* _Prompt_
Spot each line in the records below where the word "JSON" occurs, then copy it.

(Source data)
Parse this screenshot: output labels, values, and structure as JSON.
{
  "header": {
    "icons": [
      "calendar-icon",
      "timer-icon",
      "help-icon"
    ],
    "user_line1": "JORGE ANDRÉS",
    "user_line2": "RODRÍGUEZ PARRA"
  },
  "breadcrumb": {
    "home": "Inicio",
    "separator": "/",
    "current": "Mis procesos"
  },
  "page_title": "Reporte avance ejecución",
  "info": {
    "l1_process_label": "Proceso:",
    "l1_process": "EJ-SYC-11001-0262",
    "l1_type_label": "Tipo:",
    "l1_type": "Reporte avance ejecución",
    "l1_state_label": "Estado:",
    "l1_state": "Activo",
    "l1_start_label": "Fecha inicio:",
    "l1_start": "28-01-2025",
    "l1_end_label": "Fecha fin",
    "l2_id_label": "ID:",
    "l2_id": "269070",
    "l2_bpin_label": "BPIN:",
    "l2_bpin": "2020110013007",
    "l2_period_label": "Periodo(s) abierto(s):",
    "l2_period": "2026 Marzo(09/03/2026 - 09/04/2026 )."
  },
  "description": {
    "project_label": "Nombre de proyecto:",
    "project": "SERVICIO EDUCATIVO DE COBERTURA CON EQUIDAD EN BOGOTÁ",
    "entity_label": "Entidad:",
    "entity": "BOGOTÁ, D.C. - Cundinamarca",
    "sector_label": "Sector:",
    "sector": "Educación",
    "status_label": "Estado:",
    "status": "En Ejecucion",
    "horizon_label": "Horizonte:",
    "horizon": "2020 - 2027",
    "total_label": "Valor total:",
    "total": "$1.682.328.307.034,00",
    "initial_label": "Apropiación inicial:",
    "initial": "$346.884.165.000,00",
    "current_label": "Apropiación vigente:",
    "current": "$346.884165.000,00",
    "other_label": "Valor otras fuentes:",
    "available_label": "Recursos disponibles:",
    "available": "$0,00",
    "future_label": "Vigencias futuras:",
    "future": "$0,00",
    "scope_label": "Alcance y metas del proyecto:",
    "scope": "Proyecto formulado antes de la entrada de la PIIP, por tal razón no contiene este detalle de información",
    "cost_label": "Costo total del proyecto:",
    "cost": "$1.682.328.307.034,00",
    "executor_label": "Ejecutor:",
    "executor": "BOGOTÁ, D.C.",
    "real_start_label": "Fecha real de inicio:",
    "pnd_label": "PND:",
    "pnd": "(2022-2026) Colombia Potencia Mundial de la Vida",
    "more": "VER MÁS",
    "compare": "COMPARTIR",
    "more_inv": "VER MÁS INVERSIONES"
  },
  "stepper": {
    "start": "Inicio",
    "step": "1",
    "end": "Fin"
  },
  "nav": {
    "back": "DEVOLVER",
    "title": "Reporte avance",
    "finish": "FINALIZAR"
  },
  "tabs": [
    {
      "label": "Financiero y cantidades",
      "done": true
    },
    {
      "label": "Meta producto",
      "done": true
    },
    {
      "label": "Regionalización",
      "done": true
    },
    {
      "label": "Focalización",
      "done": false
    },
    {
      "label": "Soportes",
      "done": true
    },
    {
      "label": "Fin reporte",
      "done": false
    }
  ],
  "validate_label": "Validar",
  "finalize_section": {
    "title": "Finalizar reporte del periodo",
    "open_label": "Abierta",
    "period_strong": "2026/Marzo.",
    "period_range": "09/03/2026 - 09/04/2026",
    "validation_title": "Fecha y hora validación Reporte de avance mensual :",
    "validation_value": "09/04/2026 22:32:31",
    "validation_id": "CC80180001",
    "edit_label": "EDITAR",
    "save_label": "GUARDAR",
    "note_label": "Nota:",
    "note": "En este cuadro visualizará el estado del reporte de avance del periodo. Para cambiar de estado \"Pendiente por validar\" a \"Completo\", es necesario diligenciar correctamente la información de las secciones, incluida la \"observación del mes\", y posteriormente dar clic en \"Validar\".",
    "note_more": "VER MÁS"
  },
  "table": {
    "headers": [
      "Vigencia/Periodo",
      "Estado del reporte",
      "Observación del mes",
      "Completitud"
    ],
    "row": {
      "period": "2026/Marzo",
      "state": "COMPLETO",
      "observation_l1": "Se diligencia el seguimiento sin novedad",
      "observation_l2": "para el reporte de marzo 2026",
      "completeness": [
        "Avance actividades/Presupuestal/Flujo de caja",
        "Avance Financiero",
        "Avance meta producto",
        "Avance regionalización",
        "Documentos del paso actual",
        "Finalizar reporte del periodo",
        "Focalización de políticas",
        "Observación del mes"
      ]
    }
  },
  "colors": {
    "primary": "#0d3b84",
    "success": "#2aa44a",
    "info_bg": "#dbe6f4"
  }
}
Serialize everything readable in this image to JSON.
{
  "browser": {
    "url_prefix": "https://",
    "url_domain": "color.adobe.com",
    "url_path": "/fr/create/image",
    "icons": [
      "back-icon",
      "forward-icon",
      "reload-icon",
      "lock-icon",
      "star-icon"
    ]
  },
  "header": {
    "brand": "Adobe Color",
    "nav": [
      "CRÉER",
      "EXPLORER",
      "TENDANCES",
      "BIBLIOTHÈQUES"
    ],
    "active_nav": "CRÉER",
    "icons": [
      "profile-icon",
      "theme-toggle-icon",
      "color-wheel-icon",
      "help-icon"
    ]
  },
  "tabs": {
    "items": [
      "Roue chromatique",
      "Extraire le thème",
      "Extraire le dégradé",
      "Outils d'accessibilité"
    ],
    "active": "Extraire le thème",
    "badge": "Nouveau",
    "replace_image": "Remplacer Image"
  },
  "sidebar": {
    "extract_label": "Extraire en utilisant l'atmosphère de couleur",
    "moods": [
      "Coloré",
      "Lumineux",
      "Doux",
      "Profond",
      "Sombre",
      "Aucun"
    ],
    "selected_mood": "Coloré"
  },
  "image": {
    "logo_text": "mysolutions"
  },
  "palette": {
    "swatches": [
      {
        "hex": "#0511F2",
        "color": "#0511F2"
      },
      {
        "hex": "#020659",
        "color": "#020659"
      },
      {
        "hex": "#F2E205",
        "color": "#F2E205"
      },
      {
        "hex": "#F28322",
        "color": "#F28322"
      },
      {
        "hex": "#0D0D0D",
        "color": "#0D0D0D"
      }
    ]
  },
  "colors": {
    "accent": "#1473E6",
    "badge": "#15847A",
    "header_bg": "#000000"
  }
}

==

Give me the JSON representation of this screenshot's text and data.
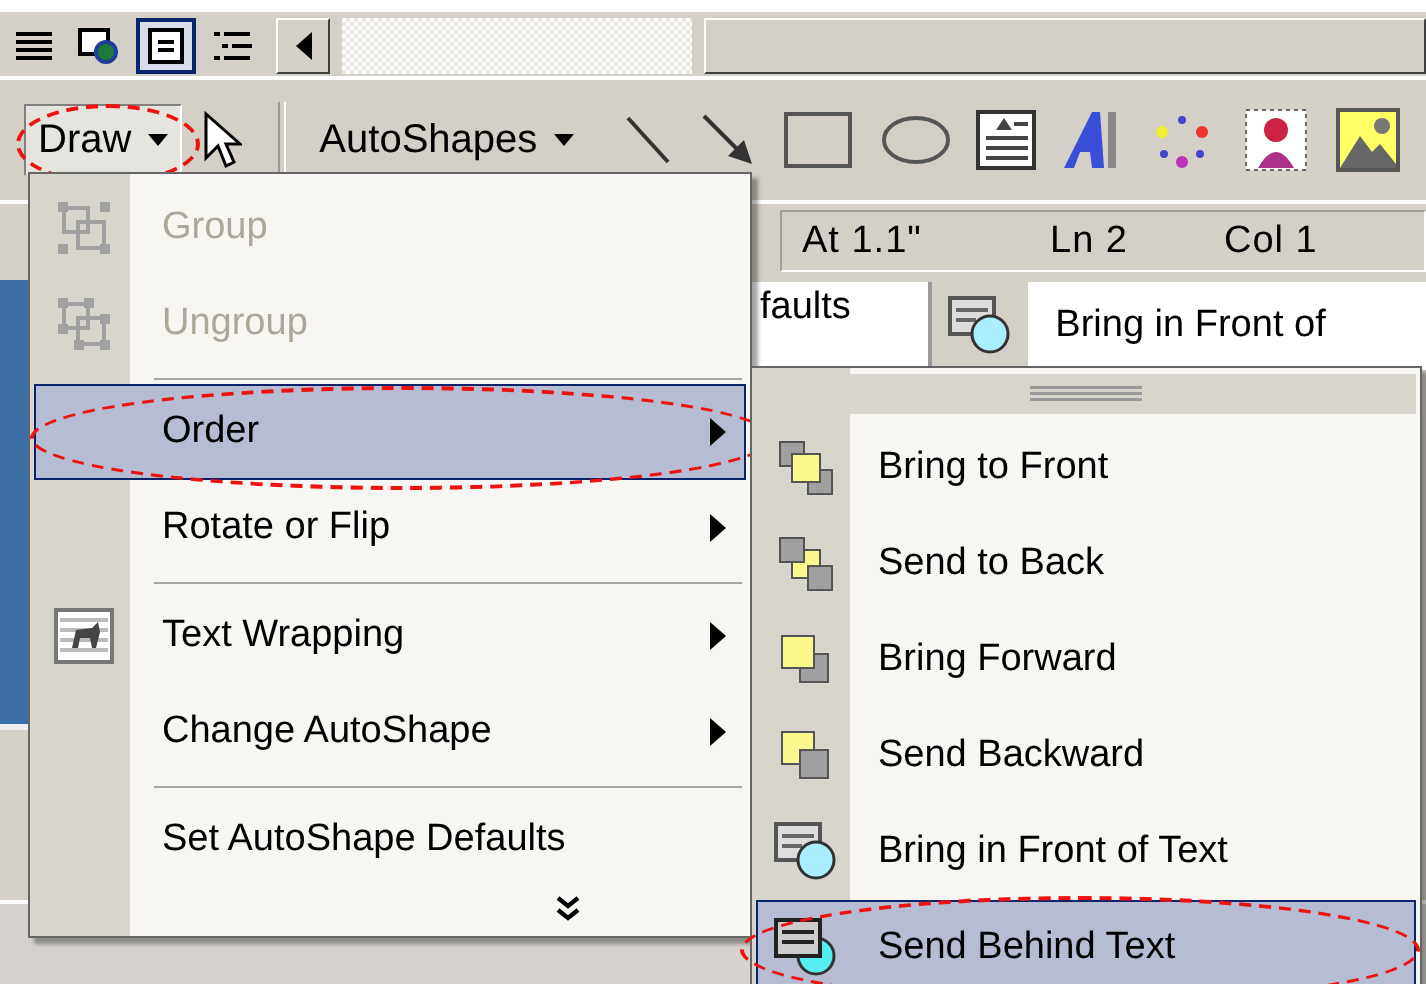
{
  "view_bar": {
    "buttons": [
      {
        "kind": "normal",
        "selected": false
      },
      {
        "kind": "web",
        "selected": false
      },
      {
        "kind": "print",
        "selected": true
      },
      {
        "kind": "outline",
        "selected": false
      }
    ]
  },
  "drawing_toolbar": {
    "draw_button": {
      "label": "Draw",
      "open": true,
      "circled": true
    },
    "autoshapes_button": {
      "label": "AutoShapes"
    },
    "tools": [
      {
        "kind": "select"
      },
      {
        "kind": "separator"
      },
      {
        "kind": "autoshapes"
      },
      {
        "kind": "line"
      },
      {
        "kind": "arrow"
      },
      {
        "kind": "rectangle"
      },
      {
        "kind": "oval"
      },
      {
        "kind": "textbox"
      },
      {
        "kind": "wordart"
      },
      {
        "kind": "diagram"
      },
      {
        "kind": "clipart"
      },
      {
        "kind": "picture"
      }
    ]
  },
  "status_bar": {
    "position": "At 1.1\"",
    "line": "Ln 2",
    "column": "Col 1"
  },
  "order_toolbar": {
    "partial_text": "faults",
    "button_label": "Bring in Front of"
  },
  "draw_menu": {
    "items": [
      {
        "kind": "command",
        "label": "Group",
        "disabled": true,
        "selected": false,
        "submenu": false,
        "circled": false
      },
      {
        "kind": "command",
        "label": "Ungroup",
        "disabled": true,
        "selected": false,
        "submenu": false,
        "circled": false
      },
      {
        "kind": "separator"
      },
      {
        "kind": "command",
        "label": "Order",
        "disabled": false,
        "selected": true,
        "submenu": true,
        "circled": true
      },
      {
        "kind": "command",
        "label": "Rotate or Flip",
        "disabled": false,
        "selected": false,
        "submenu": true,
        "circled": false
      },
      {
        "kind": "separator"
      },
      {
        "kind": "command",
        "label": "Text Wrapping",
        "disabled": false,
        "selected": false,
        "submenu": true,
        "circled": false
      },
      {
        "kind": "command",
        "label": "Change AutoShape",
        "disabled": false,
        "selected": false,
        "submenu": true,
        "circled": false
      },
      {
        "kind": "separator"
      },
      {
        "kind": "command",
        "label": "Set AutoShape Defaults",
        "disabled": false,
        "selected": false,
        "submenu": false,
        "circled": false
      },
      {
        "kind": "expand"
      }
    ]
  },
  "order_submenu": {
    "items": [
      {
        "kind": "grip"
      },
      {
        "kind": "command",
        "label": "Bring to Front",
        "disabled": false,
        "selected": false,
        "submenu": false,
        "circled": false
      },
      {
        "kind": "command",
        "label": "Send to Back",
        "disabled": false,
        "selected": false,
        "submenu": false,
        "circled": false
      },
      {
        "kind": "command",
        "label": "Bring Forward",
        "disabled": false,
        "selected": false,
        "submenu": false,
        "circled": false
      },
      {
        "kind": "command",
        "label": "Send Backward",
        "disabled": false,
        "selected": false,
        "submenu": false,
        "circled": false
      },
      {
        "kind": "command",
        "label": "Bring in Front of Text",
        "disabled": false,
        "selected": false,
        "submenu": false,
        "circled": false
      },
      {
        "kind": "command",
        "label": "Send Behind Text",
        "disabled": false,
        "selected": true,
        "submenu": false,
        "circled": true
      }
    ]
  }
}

* _Expected answer_
Parse this screenshot: output labels, values, and structure as JSON.
Serialize everything readable in this image to JSON.
Give me the JSON representation of this screenshot's text and data.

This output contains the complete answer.